(Records shown)

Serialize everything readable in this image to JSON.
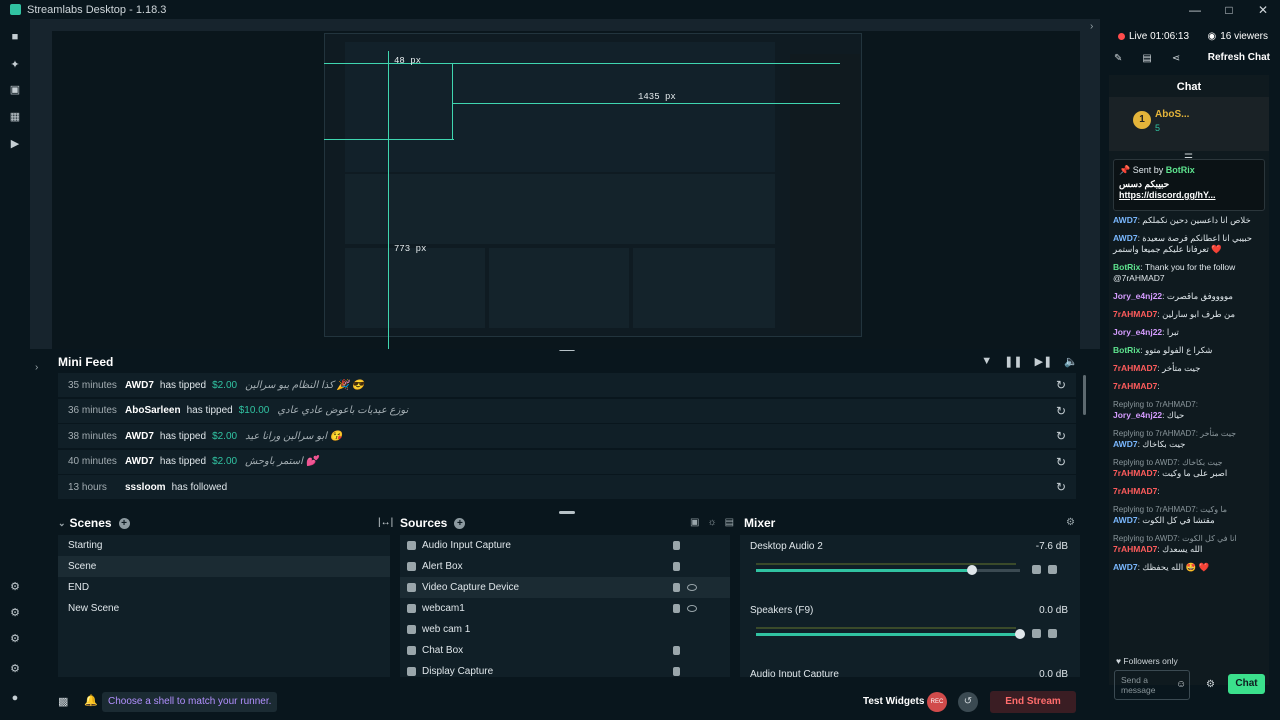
{
  "window": {
    "title": "Streamlabs Desktop - 1.18.3"
  },
  "preview": {
    "measure_top": "48 px",
    "measure_right": "1435 px",
    "measure_bottom": "773 px"
  },
  "minifeed": {
    "title": "Mini Feed",
    "rows": [
      {
        "time": "35 minutes",
        "user": "AWD7",
        "verb": "has tipped",
        "amount": "$2.00",
        "message": "كذا النظام يبو سرالين 🎉 😎"
      },
      {
        "time": "36 minutes",
        "user": "AboSarleen",
        "verb": "has tipped",
        "amount": "$10.00",
        "message": "نوزع عيديات باعوض عادي عادي"
      },
      {
        "time": "38 minutes",
        "user": "AWD7",
        "verb": "has tipped",
        "amount": "$2.00",
        "message": "ابو سرالين ورانا عيد 😘"
      },
      {
        "time": "40 minutes",
        "user": "AWD7",
        "verb": "has tipped",
        "amount": "$2.00",
        "message": "استمر باوحش 💕"
      },
      {
        "time": "13 hours",
        "user": "sssloom",
        "verb": "has followed",
        "amount": "",
        "message": ""
      }
    ]
  },
  "scenes": {
    "title": "Scenes",
    "items": [
      "Starting",
      "Scene",
      "END",
      "New Scene"
    ]
  },
  "sources": {
    "title": "Sources",
    "items": [
      "Audio Input Capture",
      "Alert Box",
      "Video Capture Device",
      "webcam1",
      "web cam 1",
      "Chat Box",
      "Display Capture"
    ]
  },
  "mixer": {
    "title": "Mixer",
    "channels": [
      {
        "name": "Desktop Audio 2",
        "db": "-7.6 dB",
        "level": 0.82
      },
      {
        "name": "Speakers (F9)",
        "db": "0.0 dB",
        "level": 1.0
      },
      {
        "name": "Audio Input Capture",
        "db": "0.0 dB",
        "level": 1.0
      }
    ]
  },
  "statusbar": {
    "hint": "Choose a shell to match your runner.",
    "test_widgets": "Test Widgets",
    "rec": "REC",
    "end_stream": "End Stream"
  },
  "chat": {
    "live": "Live 01:06:13",
    "viewers": "16 viewers",
    "refresh": "Refresh Chat",
    "title": "Chat",
    "leader": {
      "rank": "1",
      "name": "AboS...",
      "count": "5"
    },
    "pinned": {
      "sent_by": "Sent by",
      "bot": "BotRix",
      "text": "حبيبكم دسس",
      "link": "https://discord.gg/hY..."
    },
    "messages": [
      {
        "reply": "",
        "user": "AWD7",
        "text": "خلاص انا داعسين دحين نكملكم",
        "cls": "u-awd"
      },
      {
        "reply": "",
        "user": "AWD7",
        "text": "حبيبي انا اعطانكم فرصة سعيدة تعرفانا عليكم جميعا واستمر ❤️",
        "cls": "u-awd"
      },
      {
        "reply": "",
        "user": "BotRix",
        "text": "Thank you for the follow @7rAHMAD7",
        "cls": "u-bot"
      },
      {
        "reply": "",
        "user": "Jory_e4nj22",
        "text": "مووووفق ماقصرت",
        "cls": "u-jory"
      },
      {
        "reply": "",
        "user": "7rAHMAD7",
        "text": "من طرف ابو سارلين",
        "cls": "u-ahmad"
      },
      {
        "reply": "",
        "user": "Jory_e4nj22",
        "text": "تبرا",
        "cls": "u-jory"
      },
      {
        "reply": "",
        "user": "BotRix",
        "text": "شكرا ع الفولو متوو",
        "cls": "u-bot"
      },
      {
        "reply": "",
        "user": "7rAHMAD7",
        "text": "جيت متأخر",
        "cls": "u-ahmad"
      },
      {
        "reply": "",
        "user": "7rAHMAD7",
        "text": "",
        "cls": "u-ahmad"
      },
      {
        "reply": "Replying to 7rAHMAD7:",
        "user": "Jory_e4nj22",
        "text": "حياك",
        "cls": "u-jory"
      },
      {
        "reply": "Replying to 7rAHMAD7: جيت متأخر",
        "user": "AWD7",
        "text": "جيت بكاخاك",
        "cls": "u-awd"
      },
      {
        "reply": "Replying to AWD7: جيت بكاخاك",
        "user": "7rAHMAD7",
        "text": "اصبر على ما وكيت",
        "cls": "u-ahmad"
      },
      {
        "reply": "",
        "user": "7rAHMAD7",
        "text": "",
        "cls": "u-ahmad"
      },
      {
        "reply": "Replying to 7rAHMAD7: ما وكيت",
        "user": "AWD7",
        "text": "مقتشا في كل الكوت",
        "cls": "u-awd"
      },
      {
        "reply": "Replying to AWD7: انا في كل الكوت",
        "user": "7rAHMAD7",
        "text": "الله يسعدك",
        "cls": "u-ahmad"
      },
      {
        "reply": "",
        "user": "AWD7",
        "text": "الله يحفظك 🤩 ❤️",
        "cls": "u-awd"
      }
    ],
    "followers_only": "Followers only",
    "send_placeholder": "Send a message",
    "chat_button": "Chat"
  }
}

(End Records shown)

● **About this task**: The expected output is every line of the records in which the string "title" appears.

● **Reply**:
    "title": "Streamlabs Desktop - 1.18.3"
    "title": "Mini Feed",
    "title": "Scenes",
    "title": "Sources",
    "title": "Mixer",
    "title": "Chat",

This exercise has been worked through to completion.